(Directions)
Go through the entries below. Copy out every line that contains "JSON".

(Data to use)
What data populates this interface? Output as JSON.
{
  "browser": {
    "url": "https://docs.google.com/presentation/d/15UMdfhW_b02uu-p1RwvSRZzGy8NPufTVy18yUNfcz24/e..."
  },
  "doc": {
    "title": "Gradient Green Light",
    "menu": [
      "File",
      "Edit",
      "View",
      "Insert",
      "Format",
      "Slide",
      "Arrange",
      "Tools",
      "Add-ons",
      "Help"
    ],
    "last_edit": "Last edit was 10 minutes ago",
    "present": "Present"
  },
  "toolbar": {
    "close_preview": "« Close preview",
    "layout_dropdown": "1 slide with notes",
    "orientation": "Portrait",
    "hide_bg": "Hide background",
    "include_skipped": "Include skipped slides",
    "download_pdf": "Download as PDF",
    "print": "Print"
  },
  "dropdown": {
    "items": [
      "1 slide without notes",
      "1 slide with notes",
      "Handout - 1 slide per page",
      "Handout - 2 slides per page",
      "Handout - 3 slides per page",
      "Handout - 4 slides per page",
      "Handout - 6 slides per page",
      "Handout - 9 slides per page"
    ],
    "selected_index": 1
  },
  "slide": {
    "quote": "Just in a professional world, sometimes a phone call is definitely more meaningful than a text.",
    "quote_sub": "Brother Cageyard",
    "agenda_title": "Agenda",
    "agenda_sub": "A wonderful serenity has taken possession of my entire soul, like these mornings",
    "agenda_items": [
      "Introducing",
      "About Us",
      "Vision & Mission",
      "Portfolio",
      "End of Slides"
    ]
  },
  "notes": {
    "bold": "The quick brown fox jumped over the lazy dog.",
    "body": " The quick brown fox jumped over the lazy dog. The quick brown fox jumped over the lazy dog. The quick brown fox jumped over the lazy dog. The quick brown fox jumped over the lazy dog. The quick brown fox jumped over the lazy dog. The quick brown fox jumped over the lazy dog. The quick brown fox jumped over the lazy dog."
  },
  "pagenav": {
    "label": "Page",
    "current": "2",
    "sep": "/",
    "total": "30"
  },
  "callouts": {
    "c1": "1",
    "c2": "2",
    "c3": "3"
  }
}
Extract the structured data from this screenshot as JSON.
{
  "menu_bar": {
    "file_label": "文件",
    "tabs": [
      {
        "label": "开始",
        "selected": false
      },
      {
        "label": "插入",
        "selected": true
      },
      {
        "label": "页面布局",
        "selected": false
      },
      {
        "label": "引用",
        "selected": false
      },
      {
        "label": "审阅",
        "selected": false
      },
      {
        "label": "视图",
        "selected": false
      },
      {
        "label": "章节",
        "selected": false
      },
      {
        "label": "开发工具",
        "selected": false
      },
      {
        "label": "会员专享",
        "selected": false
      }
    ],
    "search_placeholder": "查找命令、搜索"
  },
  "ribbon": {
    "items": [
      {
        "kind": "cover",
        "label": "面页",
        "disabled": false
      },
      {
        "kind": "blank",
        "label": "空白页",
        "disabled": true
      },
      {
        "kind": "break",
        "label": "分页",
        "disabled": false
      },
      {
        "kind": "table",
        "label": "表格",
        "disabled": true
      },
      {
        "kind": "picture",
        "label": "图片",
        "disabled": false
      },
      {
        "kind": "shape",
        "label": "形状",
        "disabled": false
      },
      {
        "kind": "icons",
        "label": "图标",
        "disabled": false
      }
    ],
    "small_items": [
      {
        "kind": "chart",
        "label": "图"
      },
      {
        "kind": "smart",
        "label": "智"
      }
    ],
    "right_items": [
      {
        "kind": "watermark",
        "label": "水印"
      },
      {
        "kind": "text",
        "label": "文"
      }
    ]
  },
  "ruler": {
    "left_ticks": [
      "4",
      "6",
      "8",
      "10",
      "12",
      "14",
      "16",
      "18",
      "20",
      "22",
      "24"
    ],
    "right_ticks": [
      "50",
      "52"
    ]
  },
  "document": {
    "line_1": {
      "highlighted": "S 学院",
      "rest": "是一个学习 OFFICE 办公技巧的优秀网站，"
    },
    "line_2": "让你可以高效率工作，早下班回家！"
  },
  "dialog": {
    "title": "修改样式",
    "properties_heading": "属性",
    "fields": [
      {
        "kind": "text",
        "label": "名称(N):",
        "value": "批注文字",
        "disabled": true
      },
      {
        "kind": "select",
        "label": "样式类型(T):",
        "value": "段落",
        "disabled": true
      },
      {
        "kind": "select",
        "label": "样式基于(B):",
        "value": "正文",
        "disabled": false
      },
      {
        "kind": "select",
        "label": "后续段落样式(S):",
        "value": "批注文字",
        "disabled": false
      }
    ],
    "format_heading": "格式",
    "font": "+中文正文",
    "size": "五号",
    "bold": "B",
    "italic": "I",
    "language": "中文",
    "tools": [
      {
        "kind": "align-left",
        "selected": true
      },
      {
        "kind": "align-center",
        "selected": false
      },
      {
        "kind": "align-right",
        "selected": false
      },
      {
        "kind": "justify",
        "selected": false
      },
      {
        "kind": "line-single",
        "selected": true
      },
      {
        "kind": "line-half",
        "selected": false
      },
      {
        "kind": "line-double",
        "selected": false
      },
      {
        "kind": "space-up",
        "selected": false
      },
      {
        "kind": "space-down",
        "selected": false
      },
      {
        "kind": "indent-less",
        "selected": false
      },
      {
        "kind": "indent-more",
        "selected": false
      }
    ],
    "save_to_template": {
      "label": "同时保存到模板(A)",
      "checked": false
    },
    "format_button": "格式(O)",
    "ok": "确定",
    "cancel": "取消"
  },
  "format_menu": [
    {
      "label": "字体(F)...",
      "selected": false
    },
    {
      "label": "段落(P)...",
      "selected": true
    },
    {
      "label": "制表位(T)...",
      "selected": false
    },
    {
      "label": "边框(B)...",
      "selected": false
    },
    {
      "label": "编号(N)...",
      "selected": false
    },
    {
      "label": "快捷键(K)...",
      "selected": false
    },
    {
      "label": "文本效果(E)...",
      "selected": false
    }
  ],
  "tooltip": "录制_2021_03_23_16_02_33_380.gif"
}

(Response area)
What data populates this interface? Output as JSON.
Extract the structured data from this screenshot as JSON.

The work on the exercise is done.